Sweden's Svante Paabo wins Nobel Medicine Prize for sequencing Neanderthal DNA
COVID-19 patients with a snippet of Neanderthal DNA run a higher risk of severe complications from the disease, Paabo reported in a 2020 study
Stockholm: Swedish paleogeneticist Svante Paabo, who sequenced the genome of the Neanderthal and discovered the previously unknown hominin Denisova, on Monday won the Nobel Medicine Prize.
“By revealing genetic differences that distinguish all living humans from extinct hominins, his discoveries provide the basis for exploring what makes us uniquely human”, the Nobel committee said in a statement.
Paabo, director of the department of genetics at the Max Planck Institute for Evolutionary Anthropology, found that gene transfer had occurred from these now extinct hominins to Homo sapiens following the migration out of Africa around 70,000 years ago.
“This ancient flow of genes to present-day humans has physiological relevance today, for example affecting how our immune system reacts to infections”, the jury said.
Covid-19 patients with a snippet of Neanderthal DNA run a higher risk of severe complications from the disease, Paabo reported in a 2020 study.
Paabo, 67, who takes home the award sum of 10 million Swedish kronor ($901,500), will receive the prize from King Carl XVI Gustaf at a formal ceremony in Stockholm on December 10, the anniversary of the 1896 death of scientist Alfred Nobel who created the prizes in his last will and testament.
Last year, the Medicine Prize went to US pair David Julius and Ardem Patapoutian for discoveries on receptors for temperature and touch, which have been used to develop treatments for a wide range of diseases and conditions, including chronic pain.
The Nobel season continues this week with the announcement of the winners of the Physics Prize on Tuesday and the Chemistry Prize on Wednesday.
They will be followed by the much-anticipated prizes for Literature on Thursday and Peace on Friday, while the Economics Prize winds things up on Monday, October 10.
For the Literature Prize on Thursday, literary critics told AFP they thought the Swedish Academy may go for a more mainstream author this year, after selecting lesser-known writers the past two years.

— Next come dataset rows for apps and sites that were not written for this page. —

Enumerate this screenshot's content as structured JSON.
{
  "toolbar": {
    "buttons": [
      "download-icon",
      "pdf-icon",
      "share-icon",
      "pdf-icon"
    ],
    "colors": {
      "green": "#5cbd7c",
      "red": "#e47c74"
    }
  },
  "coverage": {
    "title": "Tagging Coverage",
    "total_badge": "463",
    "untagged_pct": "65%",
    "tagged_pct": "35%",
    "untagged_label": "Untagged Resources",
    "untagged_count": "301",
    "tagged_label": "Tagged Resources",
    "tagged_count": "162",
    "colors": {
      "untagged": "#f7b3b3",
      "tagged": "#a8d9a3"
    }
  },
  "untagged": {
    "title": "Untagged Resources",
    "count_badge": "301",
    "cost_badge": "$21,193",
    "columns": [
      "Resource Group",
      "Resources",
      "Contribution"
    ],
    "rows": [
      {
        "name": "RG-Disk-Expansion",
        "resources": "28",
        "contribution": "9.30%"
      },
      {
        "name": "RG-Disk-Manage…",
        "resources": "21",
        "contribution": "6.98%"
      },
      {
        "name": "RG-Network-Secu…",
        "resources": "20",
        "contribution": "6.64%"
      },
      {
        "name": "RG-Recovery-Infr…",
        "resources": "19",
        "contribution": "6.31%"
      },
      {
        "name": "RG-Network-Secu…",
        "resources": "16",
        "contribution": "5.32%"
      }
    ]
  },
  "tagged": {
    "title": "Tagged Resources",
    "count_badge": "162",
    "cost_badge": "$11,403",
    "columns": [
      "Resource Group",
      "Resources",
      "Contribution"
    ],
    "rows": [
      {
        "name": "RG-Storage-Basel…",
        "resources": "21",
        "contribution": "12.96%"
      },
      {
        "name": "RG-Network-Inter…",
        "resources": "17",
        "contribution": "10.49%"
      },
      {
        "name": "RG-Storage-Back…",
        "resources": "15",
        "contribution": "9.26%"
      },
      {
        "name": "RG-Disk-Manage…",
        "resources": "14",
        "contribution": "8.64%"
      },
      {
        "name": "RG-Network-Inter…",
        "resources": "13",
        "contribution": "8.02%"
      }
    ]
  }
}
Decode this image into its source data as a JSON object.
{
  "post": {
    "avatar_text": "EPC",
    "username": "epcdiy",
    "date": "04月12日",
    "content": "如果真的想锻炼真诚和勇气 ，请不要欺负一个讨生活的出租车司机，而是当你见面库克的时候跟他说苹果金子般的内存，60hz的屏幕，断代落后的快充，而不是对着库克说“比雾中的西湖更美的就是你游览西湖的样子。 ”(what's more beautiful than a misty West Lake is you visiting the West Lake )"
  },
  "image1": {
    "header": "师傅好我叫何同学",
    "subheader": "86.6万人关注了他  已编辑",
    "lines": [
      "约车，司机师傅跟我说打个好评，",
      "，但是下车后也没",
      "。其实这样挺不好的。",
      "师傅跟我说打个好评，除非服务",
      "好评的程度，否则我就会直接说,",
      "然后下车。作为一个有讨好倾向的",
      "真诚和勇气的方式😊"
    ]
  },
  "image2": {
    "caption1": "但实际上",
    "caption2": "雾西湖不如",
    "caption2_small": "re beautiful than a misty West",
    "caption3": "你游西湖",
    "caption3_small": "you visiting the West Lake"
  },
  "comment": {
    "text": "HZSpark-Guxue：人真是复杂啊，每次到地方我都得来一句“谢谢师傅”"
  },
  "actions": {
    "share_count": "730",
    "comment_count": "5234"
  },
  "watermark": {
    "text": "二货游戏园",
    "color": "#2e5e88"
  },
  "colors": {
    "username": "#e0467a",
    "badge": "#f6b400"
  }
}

Last year, Tanzanian author Abdulrazak Gurnah won, while US poet Louise Gluck was crowned in 2020.
US novelist Joyce Carol Oates, France’s Annie Ernaux and Maryse Conde, Russia’s Lyudmila Ulitskaya and Canada’s Margaret Atwood have all been cited as potential laureates if the committee has its eyes on a woman.

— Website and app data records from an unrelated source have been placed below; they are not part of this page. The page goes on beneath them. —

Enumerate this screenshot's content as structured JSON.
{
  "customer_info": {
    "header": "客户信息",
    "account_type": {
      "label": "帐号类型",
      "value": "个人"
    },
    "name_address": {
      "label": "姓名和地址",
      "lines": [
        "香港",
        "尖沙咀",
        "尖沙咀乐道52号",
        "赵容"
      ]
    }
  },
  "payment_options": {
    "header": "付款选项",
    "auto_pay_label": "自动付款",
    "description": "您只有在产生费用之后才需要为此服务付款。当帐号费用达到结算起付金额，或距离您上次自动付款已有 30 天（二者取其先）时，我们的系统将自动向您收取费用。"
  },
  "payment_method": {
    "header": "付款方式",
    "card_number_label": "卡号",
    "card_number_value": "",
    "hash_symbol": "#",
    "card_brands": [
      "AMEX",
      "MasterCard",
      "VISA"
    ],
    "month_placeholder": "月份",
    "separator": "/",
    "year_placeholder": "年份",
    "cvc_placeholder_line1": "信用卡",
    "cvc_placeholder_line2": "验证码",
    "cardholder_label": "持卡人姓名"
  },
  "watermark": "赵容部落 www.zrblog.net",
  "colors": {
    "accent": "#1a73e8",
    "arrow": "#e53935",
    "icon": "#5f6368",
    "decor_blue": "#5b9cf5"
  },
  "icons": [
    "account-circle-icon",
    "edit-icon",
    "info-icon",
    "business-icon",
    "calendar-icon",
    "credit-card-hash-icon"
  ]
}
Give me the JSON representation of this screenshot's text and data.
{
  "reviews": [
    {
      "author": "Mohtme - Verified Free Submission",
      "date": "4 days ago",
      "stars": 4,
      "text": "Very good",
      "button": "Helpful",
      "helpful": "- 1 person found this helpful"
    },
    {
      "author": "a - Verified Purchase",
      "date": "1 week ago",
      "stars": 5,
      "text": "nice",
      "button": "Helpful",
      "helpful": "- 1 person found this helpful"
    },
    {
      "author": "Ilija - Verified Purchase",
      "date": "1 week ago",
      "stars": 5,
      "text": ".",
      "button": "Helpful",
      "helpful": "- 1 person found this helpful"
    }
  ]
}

Online betting sites however have France’s Michel Houellebecq as the favourite, ahead of British author Salman Rushdie, who was the victim of an attempted murder attack in August.
But it is the Peace Prize that is expected to hold special significance this year.
After Russian journalist Dmitry Muratov won the prize last year together with his Philippine colleague Maria Ressa in the name of freedom of expression, will the Norwegian Nobel Committee award another anti-Putin prize after Moscow’s invasion of Ukraine?
Not since World War II has a conflict raged between two countries so close to Oslo.
The International Criminal Court, tasked with investigating war crimes in Ukraine, and the International Court of Justice — both based in The Hague — have been mentioned as possible laureates this year.
So have jailed Russian dissident Alexei Navalny and Belarusian opposition leader Svetlana Tikhanovskaya.
If the committee were to focus on the climate crisis, experts tipped Swedish activist Greta Thunberg, possibly together with British environmentalist David Attenborough or other activists such as Sudan’s Nisreen Elsaim and Ghana’s Chibeze Ezekiel.
Scientists have discovered a well-preserved upper body skeleton of an adult Neanderthal who lived about 70,000 years ago.
Human societies have no great concern for the agency of animals while artificially inseminating them, castrating them -- or, most obviously, killing and eating them.
The potentially dangerous string of DNA is not evenly distributed today across the globe with some 16 percent of Europeans carrying it and the highest — 63 percent — found in Bangladesh.